Data items:
%%
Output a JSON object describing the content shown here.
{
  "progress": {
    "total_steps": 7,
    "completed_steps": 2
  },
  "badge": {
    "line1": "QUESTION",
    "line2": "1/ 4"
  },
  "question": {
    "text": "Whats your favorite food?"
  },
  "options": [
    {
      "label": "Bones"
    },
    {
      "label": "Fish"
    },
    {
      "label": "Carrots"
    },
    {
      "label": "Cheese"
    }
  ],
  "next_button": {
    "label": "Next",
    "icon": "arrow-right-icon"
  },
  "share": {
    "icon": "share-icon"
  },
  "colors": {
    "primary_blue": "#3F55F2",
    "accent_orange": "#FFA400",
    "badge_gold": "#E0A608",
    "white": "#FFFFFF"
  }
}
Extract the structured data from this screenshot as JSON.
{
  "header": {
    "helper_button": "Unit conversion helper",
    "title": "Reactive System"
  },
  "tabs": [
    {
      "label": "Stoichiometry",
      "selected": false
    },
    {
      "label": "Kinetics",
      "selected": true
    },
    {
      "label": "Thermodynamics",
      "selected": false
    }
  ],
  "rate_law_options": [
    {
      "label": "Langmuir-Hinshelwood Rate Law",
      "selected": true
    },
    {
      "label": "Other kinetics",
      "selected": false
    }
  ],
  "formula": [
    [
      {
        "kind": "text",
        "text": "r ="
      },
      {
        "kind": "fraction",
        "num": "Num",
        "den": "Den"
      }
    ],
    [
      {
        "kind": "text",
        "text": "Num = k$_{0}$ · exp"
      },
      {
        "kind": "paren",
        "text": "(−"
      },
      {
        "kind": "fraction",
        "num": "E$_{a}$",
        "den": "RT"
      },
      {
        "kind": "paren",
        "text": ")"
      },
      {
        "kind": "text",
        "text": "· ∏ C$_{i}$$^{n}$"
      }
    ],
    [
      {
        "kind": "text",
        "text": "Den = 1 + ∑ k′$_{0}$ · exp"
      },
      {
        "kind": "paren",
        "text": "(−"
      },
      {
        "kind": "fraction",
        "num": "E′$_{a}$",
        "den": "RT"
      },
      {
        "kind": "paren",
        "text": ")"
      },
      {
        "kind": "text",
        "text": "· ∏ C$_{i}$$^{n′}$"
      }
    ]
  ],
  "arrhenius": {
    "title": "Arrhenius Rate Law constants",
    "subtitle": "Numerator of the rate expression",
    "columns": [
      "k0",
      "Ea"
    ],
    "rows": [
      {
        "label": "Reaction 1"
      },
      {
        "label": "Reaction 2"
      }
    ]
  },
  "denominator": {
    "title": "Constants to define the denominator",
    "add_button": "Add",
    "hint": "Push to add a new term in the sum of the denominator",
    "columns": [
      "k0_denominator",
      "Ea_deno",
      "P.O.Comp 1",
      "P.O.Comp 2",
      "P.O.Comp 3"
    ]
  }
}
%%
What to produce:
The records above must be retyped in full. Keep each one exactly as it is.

Response to the task:
Output a JSON object describing the content shown here.
{
  "progress": {
    "total_steps": 7,
    "completed_steps": 2
  },
  "badge": {
    "line1": "QUESTION",
    "line2": "1/ 4"
  },
  "question": {
    "text": "Whats your favorite food?"
  },
  "options": [
    {
      "label": "Bones"
    },
    {
      "label": "Fish"
    },
    {
      "label": "Carrots"
    },
    {
      "label": "Cheese"
    }
  ],
  "next_button": {
    "label": "Next",
    "icon": "arrow-right-icon"
  },
  "share": {
    "icon": "share-icon"
  },
  "colors": {
    "primary_blue": "#3F55F2",
    "accent_orange": "#FFA400",
    "badge_gold": "#E0A608",
    "white": "#FFFFFF"
  }
}
Extract the structured data from this screenshot as JSON.
{
  "header": {
    "helper_button": "Unit conversion helper",
    "title": "Reactive System"
  },
  "tabs": [
    {
      "label": "Stoichiometry",
      "selected": false
    },
    {
      "label": "Kinetics",
      "selected": true
    },
    {
      "label": "Thermodynamics",
      "selected": false
    }
  ],
  "rate_law_options": [
    {
      "label": "Langmuir-Hinshelwood Rate Law",
      "selected": true
    },
    {
      "label": "Other kinetics",
      "selected": false
    }
  ],
  "formula": [
    [
      {
        "kind": "text",
        "text": "r ="
      },
      {
        "kind": "fraction",
        "num": "Num",
        "den": "Den"
      }
    ],
    [
      {
        "kind": "text",
        "text": "Num = k$_{0}$ · exp"
      },
      {
        "kind": "paren",
        "text": "(−"
      },
      {
        "kind": "fraction",
        "num": "E$_{a}$",
        "den": "RT"
      },
      {
        "kind": "paren",
        "text": ")"
      },
      {
        "kind": "text",
        "text": "· ∏ C$_{i}$$^{n}$"
      }
    ],
    [
      {
        "kind": "text",
        "text": "Den = 1 + ∑ k′$_{0}$ · exp"
      },
      {
        "kind": "paren",
        "text": "(−"
      },
      {
        "kind": "fraction",
        "num": "E′$_{a}$",
        "den": "RT"
      },
      {
        "kind": "paren",
        "text": ")"
      },
      {
        "kind": "text",
        "text": "· ∏ C$_{i}$$^{n′}$"
      }
    ]
  ],
  "arrhenius": {
    "title": "Arrhenius Rate Law constants",
    "subtitle": "Numerator of the rate expression",
    "columns": [
      "k0",
      "Ea"
    ],
    "rows": [
      {
        "label": "Reaction 1"
      },
      {
        "label": "Reaction 2"
      }
    ]
  },
  "denominator": {
    "title": "Constants to define the denominator",
    "add_button": "Add",
    "hint": "Push to add a new term in the sum of the denominator",
    "columns": [
      "k0_denominator",
      "Ea_deno",
      "P.O.Comp 1",
      "P.O.Comp 2",
      "P.O.Comp 3"
    ]
  }
}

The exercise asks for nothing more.